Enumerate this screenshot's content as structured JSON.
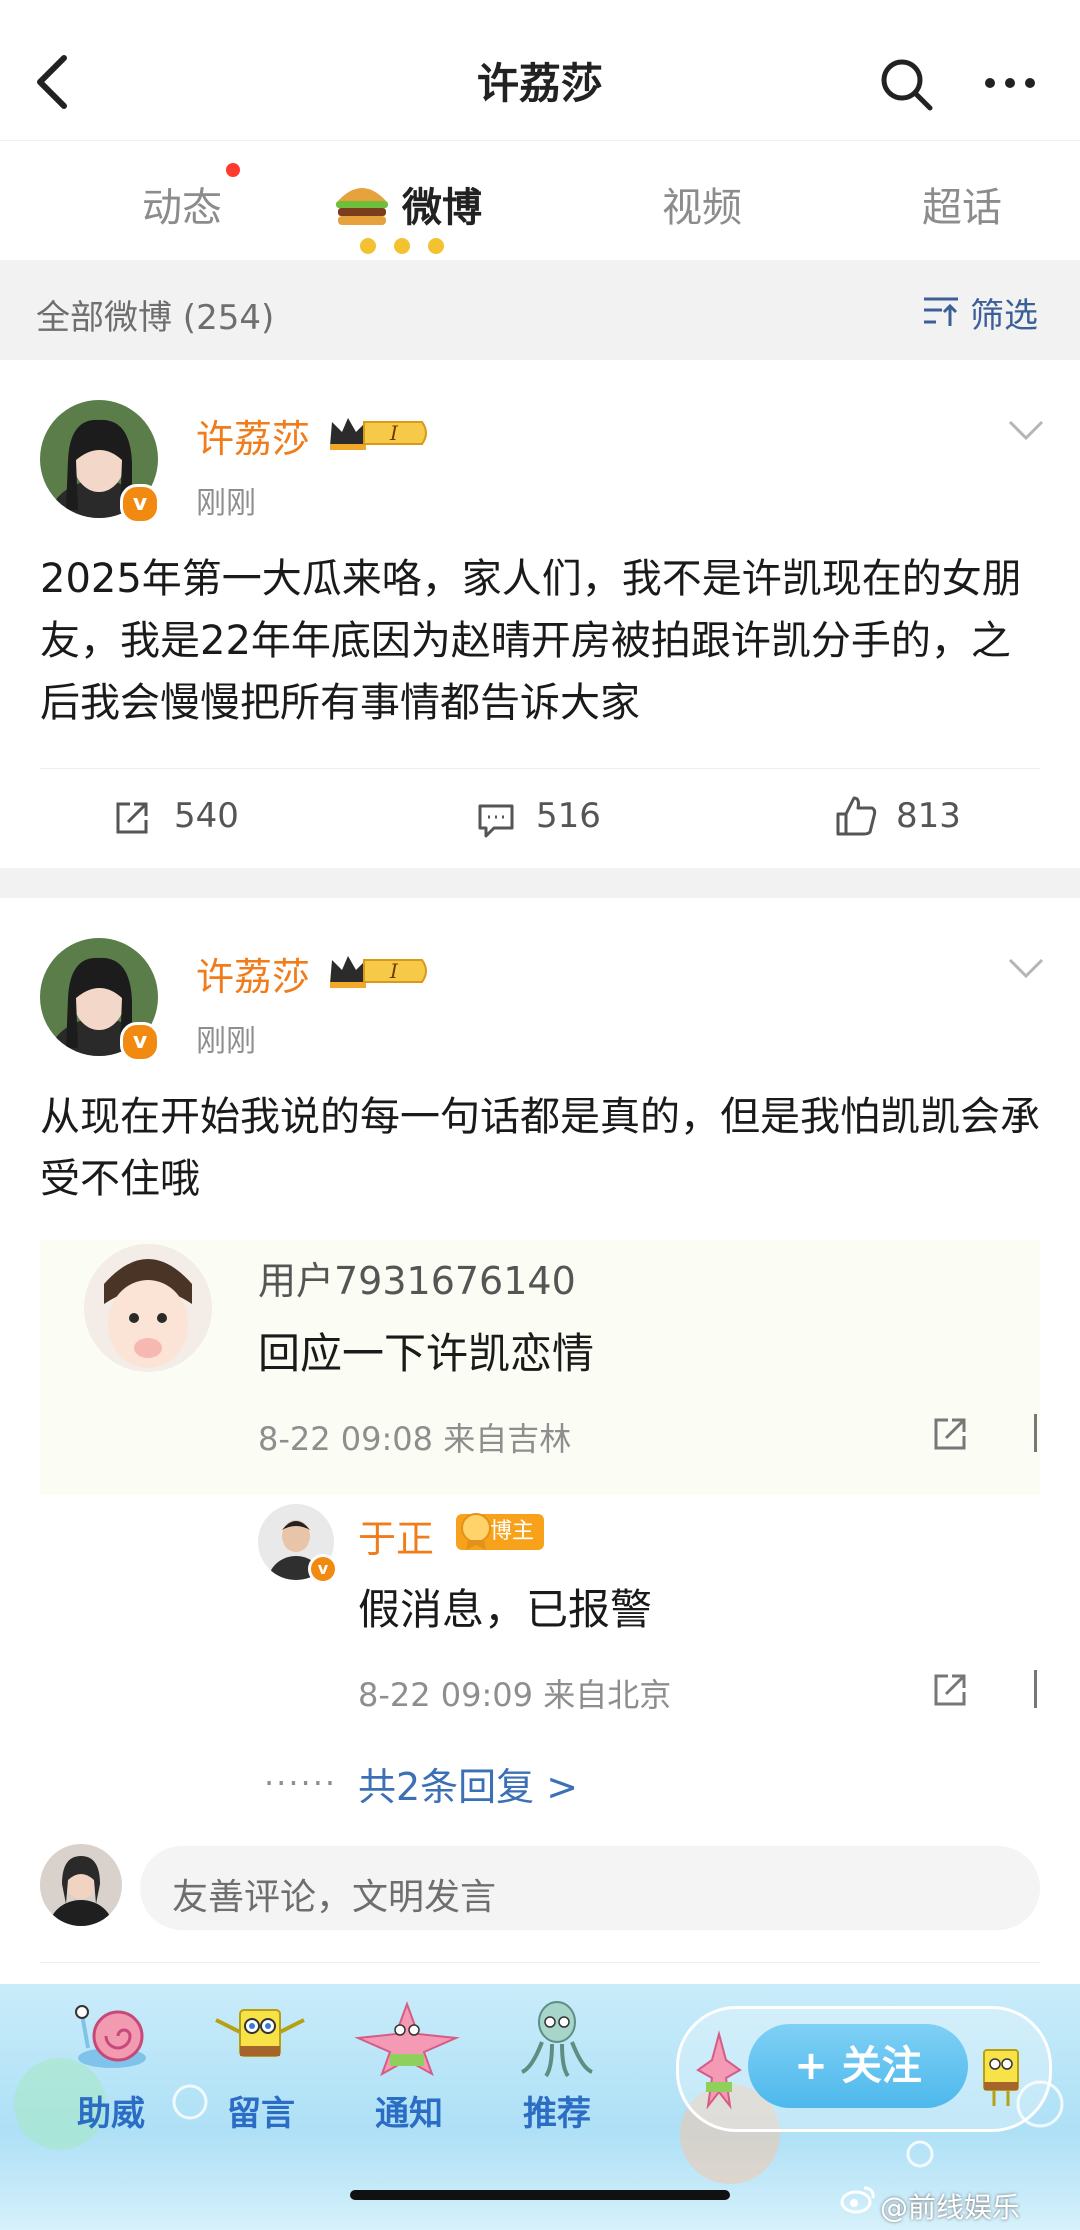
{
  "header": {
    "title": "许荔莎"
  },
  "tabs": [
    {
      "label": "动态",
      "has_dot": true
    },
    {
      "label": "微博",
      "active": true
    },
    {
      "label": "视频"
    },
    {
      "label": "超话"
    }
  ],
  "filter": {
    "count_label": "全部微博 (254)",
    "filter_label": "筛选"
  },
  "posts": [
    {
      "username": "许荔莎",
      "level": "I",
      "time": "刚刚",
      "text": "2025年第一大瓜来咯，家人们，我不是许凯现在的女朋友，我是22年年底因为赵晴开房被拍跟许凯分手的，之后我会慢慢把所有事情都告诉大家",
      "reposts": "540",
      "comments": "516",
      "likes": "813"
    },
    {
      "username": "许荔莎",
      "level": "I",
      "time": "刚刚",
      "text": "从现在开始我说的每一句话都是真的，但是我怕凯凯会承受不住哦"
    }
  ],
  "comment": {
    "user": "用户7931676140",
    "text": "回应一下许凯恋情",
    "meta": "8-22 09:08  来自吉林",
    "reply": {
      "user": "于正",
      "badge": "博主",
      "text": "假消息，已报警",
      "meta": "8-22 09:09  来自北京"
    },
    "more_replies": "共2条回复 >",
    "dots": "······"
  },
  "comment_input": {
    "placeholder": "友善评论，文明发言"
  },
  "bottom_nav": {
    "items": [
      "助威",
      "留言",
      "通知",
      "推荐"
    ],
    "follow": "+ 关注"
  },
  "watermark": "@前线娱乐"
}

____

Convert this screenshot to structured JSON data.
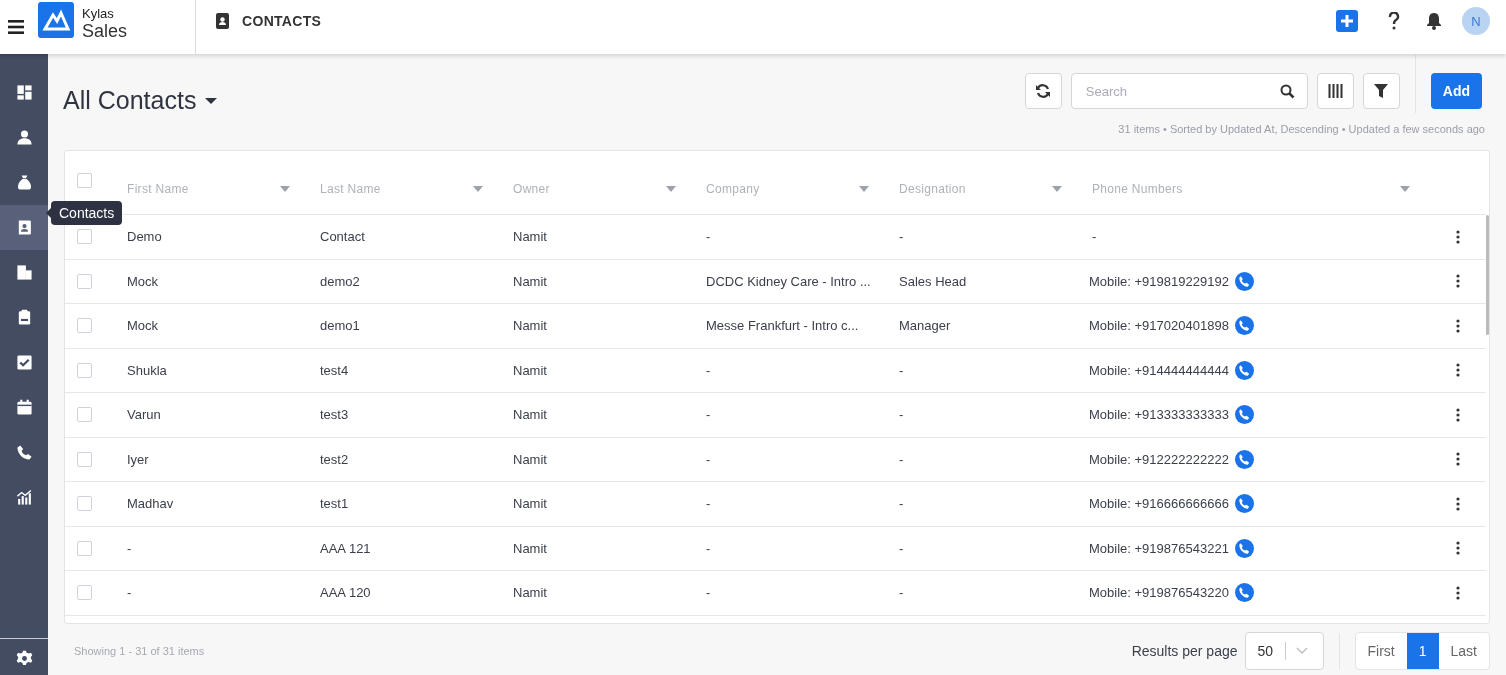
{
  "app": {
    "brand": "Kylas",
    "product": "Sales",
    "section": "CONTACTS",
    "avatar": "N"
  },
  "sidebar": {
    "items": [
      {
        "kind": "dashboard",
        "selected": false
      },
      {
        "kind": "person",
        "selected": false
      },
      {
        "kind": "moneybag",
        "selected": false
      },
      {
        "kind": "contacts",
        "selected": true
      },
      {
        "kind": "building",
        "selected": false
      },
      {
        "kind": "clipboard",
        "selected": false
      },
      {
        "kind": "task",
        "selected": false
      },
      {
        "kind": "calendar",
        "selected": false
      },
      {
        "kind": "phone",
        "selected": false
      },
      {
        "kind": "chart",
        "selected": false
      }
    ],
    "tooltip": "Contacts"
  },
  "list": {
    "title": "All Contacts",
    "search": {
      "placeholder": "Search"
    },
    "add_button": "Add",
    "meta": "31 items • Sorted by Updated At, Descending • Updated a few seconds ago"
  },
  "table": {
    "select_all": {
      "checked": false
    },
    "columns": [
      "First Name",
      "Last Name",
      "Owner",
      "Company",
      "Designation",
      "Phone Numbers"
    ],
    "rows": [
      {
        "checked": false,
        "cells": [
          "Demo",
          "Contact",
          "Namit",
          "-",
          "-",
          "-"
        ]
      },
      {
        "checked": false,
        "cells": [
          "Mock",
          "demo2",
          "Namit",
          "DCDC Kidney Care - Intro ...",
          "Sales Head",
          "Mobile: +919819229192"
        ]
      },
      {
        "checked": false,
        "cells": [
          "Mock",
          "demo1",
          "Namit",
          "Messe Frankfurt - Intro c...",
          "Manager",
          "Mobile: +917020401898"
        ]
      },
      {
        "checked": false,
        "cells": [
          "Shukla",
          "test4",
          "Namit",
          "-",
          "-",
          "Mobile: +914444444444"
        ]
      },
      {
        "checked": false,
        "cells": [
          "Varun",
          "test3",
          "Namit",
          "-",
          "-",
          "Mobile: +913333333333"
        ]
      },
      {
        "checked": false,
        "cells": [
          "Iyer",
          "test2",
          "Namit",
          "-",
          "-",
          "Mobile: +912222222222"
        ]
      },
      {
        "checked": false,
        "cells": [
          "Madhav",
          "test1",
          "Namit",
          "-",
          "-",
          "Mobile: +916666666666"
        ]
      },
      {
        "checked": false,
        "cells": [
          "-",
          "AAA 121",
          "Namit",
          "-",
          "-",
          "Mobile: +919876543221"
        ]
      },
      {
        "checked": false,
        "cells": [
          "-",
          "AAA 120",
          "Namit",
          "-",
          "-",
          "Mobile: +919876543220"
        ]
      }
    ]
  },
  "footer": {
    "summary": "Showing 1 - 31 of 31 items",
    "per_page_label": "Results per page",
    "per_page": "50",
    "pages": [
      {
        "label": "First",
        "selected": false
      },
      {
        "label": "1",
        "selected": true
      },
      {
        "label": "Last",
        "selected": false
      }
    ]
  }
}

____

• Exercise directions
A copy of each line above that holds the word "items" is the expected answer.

• Result below
    "items": [
    "items": [
    "meta": "31 items • Sorted by Updated At, Descending • Updated a few seconds ago"
    "summary": "Showing 1 - 31 of 31 items",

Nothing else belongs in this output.